Exercise objective
Produce a copy of every line in the records that holds the string "Have".

[Website and app data records]
....

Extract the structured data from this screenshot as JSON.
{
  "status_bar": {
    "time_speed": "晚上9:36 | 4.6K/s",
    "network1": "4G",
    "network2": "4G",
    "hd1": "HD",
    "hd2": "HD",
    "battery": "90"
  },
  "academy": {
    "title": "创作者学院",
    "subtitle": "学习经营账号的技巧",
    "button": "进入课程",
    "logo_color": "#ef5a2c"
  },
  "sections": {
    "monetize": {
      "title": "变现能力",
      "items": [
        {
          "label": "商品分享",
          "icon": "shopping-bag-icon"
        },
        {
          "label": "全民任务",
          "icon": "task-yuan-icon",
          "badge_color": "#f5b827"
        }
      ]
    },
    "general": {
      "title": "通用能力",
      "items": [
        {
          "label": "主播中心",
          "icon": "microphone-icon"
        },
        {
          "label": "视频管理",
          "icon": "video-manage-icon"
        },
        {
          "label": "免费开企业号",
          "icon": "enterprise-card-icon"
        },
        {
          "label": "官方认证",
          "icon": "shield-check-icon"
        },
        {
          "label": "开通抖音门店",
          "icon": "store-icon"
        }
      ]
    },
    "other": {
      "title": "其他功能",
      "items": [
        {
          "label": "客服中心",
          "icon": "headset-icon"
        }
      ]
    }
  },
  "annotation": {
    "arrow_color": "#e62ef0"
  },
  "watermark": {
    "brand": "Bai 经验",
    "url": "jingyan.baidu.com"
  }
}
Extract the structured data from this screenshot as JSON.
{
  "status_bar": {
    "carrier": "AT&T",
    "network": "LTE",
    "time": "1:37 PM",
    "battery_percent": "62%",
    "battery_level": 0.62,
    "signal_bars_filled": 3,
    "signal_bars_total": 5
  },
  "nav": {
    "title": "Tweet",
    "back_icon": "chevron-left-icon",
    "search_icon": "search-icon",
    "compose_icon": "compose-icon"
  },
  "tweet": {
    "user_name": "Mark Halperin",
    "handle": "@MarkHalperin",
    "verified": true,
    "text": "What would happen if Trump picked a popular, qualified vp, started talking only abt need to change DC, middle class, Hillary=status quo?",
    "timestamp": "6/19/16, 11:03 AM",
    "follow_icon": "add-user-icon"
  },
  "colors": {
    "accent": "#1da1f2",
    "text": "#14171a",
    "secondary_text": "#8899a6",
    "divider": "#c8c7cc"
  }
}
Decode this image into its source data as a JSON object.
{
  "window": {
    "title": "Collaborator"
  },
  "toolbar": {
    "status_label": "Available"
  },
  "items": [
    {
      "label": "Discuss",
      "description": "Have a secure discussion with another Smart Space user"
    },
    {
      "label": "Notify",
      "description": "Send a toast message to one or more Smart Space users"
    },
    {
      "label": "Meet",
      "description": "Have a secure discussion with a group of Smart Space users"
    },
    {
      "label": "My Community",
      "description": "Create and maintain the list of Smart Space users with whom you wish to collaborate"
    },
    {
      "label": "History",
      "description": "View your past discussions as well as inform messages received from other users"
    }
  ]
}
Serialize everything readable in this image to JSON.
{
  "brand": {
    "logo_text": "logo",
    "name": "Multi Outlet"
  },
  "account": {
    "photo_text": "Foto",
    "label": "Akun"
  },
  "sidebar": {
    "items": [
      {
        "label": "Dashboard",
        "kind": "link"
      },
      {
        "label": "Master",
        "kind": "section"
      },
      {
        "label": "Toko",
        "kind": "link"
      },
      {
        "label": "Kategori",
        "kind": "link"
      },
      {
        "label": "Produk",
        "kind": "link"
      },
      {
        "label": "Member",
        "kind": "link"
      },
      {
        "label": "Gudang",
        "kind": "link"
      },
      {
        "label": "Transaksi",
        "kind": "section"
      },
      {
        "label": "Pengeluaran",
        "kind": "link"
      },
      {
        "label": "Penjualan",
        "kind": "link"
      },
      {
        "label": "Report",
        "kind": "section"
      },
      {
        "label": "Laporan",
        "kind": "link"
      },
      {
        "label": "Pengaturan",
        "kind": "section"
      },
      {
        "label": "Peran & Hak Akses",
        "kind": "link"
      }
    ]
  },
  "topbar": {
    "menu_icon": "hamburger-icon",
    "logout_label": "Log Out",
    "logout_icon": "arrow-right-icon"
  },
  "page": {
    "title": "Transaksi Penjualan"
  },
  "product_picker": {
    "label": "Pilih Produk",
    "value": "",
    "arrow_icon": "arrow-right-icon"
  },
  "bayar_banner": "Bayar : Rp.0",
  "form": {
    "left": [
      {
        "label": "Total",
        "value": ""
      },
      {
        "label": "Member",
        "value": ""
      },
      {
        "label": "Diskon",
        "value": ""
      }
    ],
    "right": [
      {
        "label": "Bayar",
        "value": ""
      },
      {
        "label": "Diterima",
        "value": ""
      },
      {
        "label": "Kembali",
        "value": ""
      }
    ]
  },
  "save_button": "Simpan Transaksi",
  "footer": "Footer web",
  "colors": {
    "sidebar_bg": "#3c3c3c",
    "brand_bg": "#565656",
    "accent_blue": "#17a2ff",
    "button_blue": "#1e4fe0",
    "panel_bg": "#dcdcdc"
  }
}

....

Output below
      "description": "Have a secure discussion with another Smart Space user"
      "description": "Have a secure discussion with a group of Smart Space users"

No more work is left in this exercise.